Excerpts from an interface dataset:

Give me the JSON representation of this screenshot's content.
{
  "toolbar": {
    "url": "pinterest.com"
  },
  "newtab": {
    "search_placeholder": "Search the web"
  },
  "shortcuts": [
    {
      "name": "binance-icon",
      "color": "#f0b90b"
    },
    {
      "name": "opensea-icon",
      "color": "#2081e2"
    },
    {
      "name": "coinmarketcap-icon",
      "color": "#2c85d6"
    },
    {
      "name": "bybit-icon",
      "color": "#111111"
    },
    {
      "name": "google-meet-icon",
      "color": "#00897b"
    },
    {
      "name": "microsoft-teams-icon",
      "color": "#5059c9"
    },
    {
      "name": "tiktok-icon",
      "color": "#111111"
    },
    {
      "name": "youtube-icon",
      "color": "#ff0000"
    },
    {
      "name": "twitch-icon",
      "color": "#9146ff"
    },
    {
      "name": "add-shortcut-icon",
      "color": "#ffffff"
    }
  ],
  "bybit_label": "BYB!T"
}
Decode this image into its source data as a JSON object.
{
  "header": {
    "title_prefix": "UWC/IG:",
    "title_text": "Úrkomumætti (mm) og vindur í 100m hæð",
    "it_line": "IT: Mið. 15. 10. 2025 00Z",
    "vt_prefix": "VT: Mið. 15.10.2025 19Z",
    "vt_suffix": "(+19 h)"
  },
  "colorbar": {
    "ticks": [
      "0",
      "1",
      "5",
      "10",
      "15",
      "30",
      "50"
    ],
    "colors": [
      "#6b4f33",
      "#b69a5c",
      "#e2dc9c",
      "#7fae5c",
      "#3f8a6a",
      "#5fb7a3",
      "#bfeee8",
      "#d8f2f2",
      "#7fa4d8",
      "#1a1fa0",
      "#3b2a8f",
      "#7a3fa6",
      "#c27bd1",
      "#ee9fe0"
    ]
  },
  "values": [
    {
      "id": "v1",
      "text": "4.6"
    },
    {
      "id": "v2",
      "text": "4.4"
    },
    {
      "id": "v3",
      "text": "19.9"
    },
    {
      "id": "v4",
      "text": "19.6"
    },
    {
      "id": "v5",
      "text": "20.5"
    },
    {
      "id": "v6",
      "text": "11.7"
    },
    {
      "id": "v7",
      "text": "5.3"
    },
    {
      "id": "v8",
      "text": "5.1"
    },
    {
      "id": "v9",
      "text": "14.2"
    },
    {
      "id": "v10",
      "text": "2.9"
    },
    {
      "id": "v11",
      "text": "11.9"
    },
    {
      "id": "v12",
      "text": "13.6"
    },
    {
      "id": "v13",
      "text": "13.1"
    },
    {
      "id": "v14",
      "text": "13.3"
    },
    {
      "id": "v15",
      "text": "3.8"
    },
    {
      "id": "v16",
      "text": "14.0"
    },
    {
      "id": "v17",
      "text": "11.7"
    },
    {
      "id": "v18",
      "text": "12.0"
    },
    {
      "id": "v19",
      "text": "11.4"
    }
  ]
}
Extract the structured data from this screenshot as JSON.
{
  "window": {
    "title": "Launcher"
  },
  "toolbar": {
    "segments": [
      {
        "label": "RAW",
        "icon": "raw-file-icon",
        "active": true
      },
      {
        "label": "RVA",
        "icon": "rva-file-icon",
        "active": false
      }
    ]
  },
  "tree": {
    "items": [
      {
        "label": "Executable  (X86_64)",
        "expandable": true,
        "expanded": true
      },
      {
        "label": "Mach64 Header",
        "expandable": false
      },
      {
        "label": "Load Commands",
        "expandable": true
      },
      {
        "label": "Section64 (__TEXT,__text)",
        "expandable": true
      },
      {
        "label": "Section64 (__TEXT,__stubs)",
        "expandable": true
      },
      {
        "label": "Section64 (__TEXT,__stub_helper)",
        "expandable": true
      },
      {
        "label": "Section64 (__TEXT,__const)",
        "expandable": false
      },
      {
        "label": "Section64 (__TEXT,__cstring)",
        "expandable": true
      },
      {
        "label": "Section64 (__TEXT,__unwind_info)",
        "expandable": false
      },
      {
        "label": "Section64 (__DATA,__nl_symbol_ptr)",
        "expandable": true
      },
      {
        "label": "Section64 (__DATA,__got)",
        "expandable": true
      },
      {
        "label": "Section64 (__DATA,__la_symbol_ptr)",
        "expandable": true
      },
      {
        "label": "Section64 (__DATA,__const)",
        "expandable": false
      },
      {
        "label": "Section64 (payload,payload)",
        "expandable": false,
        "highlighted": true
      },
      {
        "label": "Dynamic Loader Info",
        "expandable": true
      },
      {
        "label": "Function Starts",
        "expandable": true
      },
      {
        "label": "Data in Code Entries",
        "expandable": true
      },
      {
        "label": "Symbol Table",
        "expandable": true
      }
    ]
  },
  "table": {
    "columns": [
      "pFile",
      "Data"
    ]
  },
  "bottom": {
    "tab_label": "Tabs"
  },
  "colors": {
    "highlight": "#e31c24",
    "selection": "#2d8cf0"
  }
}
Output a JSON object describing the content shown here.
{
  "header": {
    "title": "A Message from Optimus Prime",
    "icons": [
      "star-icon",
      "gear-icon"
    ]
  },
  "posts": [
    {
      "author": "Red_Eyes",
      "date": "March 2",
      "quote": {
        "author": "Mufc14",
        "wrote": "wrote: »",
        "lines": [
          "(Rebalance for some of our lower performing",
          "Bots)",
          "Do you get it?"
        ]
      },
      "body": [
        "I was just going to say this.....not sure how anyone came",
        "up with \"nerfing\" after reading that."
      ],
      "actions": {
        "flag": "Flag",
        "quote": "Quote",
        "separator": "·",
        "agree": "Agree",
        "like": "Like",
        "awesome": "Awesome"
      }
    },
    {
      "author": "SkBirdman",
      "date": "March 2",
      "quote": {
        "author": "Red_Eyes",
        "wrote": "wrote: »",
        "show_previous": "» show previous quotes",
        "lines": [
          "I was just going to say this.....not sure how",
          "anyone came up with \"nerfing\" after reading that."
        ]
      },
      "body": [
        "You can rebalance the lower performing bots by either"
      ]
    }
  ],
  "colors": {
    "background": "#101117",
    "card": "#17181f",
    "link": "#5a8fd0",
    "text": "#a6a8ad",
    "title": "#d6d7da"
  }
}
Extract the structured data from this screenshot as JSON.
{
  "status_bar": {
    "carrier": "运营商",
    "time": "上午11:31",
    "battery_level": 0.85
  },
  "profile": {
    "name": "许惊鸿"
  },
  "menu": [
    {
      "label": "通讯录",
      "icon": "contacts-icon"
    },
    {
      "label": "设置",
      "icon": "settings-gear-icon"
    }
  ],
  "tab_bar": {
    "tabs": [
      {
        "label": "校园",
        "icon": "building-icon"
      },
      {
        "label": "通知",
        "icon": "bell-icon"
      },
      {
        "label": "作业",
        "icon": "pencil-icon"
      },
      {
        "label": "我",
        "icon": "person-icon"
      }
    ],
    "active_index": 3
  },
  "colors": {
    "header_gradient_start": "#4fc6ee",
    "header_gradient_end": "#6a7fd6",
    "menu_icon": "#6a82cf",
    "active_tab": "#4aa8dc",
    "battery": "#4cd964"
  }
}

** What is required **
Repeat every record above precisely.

** Your solution **
Give me the JSON representation of this screenshot's content.
{
  "toolbar": {
    "url": "pinterest.com"
  },
  "newtab": {
    "search_placeholder": "Search the web"
  },
  "shortcuts": [
    {
      "name": "binance-icon",
      "color": "#f0b90b"
    },
    {
      "name": "opensea-icon",
      "color": "#2081e2"
    },
    {
      "name": "coinmarketcap-icon",
      "color": "#2c85d6"
    },
    {
      "name": "bybit-icon",
      "color": "#111111"
    },
    {
      "name": "google-meet-icon",
      "color": "#00897b"
    },
    {
      "name": "microsoft-teams-icon",
      "color": "#5059c9"
    },
    {
      "name": "tiktok-icon",
      "color": "#111111"
    },
    {
      "name": "youtube-icon",
      "color": "#ff0000"
    },
    {
      "name": "twitch-icon",
      "color": "#9146ff"
    },
    {
      "name": "add-shortcut-icon",
      "color": "#ffffff"
    }
  ],
  "bybit_label": "BYB!T"
}
Decode this image into its source data as a JSON object.
{
  "header": {
    "title_prefix": "UWC/IG:",
    "title_text": "Úrkomumætti (mm) og vindur í 100m hæð",
    "it_line": "IT: Mið. 15. 10. 2025 00Z",
    "vt_prefix": "VT: Mið. 15.10.2025 19Z",
    "vt_suffix": "(+19 h)"
  },
  "colorbar": {
    "ticks": [
      "0",
      "1",
      "5",
      "10",
      "15",
      "30",
      "50"
    ],
    "colors": [
      "#6b4f33",
      "#b69a5c",
      "#e2dc9c",
      "#7fae5c",
      "#3f8a6a",
      "#5fb7a3",
      "#bfeee8",
      "#d8f2f2",
      "#7fa4d8",
      "#1a1fa0",
      "#3b2a8f",
      "#7a3fa6",
      "#c27bd1",
      "#ee9fe0"
    ]
  },
  "values": [
    {
      "id": "v1",
      "text": "4.6"
    },
    {
      "id": "v2",
      "text": "4.4"
    },
    {
      "id": "v3",
      "text": "19.9"
    },
    {
      "id": "v4",
      "text": "19.6"
    },
    {
      "id": "v5",
      "text": "20.5"
    },
    {
      "id": "v6",
      "text": "11.7"
    },
    {
      "id": "v7",
      "text": "5.3"
    },
    {
      "id": "v8",
      "text": "5.1"
    },
    {
      "id": "v9",
      "text": "14.2"
    },
    {
      "id": "v10",
      "text": "2.9"
    },
    {
      "id": "v11",
      "text": "11.9"
    },
    {
      "id": "v12",
      "text": "13.6"
    },
    {
      "id": "v13",
      "text": "13.1"
    },
    {
      "id": "v14",
      "text": "13.3"
    },
    {
      "id": "v15",
      "text": "3.8"
    },
    {
      "id": "v16",
      "text": "14.0"
    },
    {
      "id": "v17",
      "text": "11.7"
    },
    {
      "id": "v18",
      "text": "12.0"
    },
    {
      "id": "v19",
      "text": "11.4"
    }
  ]
}
Extract the structured data from this screenshot as JSON.
{
  "window": {
    "title": "Launcher"
  },
  "toolbar": {
    "segments": [
      {
        "label": "RAW",
        "icon": "raw-file-icon",
        "active": true
      },
      {
        "label": "RVA",
        "icon": "rva-file-icon",
        "active": false
      }
    ]
  },
  "tree": {
    "items": [
      {
        "label": "Executable  (X86_64)",
        "expandable": true,
        "expanded": true
      },
      {
        "label": "Mach64 Header",
        "expandable": false
      },
      {
        "label": "Load Commands",
        "expandable": true
      },
      {
        "label": "Section64 (__TEXT,__text)",
        "expandable": true
      },
      {
        "label": "Section64 (__TEXT,__stubs)",
        "expandable": true
      },
      {
        "label": "Section64 (__TEXT,__stub_helper)",
        "expandable": true
      },
      {
        "label": "Section64 (__TEXT,__const)",
        "expandable": false
      },
      {
        "label": "Section64 (__TEXT,__cstring)",
        "expandable": true
      },
      {
        "label": "Section64 (__TEXT,__unwind_info)",
        "expandable": false
      },
      {
        "label": "Section64 (__DATA,__nl_symbol_ptr)",
        "expandable": true
      },
      {
        "label": "Section64 (__DATA,__got)",
        "expandable": true
      },
      {
        "label": "Section64 (__DATA,__la_symbol_ptr)",
        "expandable": true
      },
      {
        "label": "Section64 (__DATA,__const)",
        "expandable": false
      },
      {
        "label": "Section64 (payload,payload)",
        "expandable": false,
        "highlighted": true
      },
      {
        "label": "Dynamic Loader Info",
        "expandable": true
      },
      {
        "label": "Function Starts",
        "expandable": true
      },
      {
        "label": "Data in Code Entries",
        "expandable": true
      },
      {
        "label": "Symbol Table",
        "expandable": true
      }
    ]
  },
  "table": {
    "columns": [
      "pFile",
      "Data"
    ]
  },
  "bottom": {
    "tab_label": "Tabs"
  },
  "colors": {
    "highlight": "#e31c24",
    "selection": "#2d8cf0"
  }
}
Output a JSON object describing the content shown here.
{
  "header": {
    "title": "A Message from Optimus Prime",
    "icons": [
      "star-icon",
      "gear-icon"
    ]
  },
  "posts": [
    {
      "author": "Red_Eyes",
      "date": "March 2",
      "quote": {
        "author": "Mufc14",
        "wrote": "wrote: »",
        "lines": [
          "(Rebalance for some of our lower performing",
          "Bots)",
          "Do you get it?"
        ]
      },
      "body": [
        "I was just going to say this.....not sure how anyone came",
        "up with \"nerfing\" after reading that."
      ],
      "actions": {
        "flag": "Flag",
        "quote": "Quote",
        "separator": "·",
        "agree": "Agree",
        "like": "Like",
        "awesome": "Awesome"
      }
    },
    {
      "author": "SkBirdman",
      "date": "March 2",
      "quote": {
        "author": "Red_Eyes",
        "wrote": "wrote: »",
        "show_previous": "» show previous quotes",
        "lines": [
          "I was just going to say this.....not sure how",
          "anyone came up with \"nerfing\" after reading that."
        ]
      },
      "body": [
        "You can rebalance the lower performing bots by either"
      ]
    }
  ],
  "colors": {
    "background": "#101117",
    "card": "#17181f",
    "link": "#5a8fd0",
    "text": "#a6a8ad",
    "title": "#d6d7da"
  }
}
Extract the structured data from this screenshot as JSON.
{
  "status_bar": {
    "carrier": "运营商",
    "time": "上午11:31",
    "battery_level": 0.85
  },
  "profile": {
    "name": "许惊鸿"
  },
  "menu": [
    {
      "label": "通讯录",
      "icon": "contacts-icon"
    },
    {
      "label": "设置",
      "icon": "settings-gear-icon"
    }
  ],
  "tab_bar": {
    "tabs": [
      {
        "label": "校园",
        "icon": "building-icon"
      },
      {
        "label": "通知",
        "icon": "bell-icon"
      },
      {
        "label": "作业",
        "icon": "pencil-icon"
      },
      {
        "label": "我",
        "icon": "person-icon"
      }
    ],
    "active_index": 3
  },
  "colors": {
    "header_gradient_start": "#4fc6ee",
    "header_gradient_end": "#6a7fd6",
    "menu_icon": "#6a82cf",
    "active_tab": "#4aa8dc",
    "battery": "#4cd964"
  }
}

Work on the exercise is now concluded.